Records to process:
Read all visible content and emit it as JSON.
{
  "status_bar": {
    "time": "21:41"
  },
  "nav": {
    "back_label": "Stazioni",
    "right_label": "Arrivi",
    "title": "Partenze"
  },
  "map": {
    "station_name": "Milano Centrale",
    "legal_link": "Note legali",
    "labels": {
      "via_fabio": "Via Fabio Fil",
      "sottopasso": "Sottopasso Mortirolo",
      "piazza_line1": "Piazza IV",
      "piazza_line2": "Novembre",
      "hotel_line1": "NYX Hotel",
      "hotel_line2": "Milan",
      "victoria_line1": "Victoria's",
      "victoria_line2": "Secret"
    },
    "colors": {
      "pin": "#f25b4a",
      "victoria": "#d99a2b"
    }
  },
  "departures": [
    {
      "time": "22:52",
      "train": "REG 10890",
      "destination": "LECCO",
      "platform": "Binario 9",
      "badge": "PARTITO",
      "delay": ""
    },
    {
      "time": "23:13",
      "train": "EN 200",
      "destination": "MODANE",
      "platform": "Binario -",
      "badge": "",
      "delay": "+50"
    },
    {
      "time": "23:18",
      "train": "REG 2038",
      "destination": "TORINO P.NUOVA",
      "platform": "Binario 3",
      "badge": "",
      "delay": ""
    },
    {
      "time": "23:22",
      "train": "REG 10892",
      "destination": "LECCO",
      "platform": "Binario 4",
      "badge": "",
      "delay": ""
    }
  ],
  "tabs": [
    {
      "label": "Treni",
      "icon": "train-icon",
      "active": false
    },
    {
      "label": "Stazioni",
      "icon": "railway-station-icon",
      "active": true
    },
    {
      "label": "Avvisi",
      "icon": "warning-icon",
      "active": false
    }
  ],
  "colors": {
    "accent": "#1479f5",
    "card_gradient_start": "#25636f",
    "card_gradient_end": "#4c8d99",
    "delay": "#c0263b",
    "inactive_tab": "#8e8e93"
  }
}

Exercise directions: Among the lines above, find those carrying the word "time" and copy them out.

Answer section:
    "time": "21:41"
      "time": "22:52",
      "time": "23:13",
      "time": "23:18",
      "time": "23:22",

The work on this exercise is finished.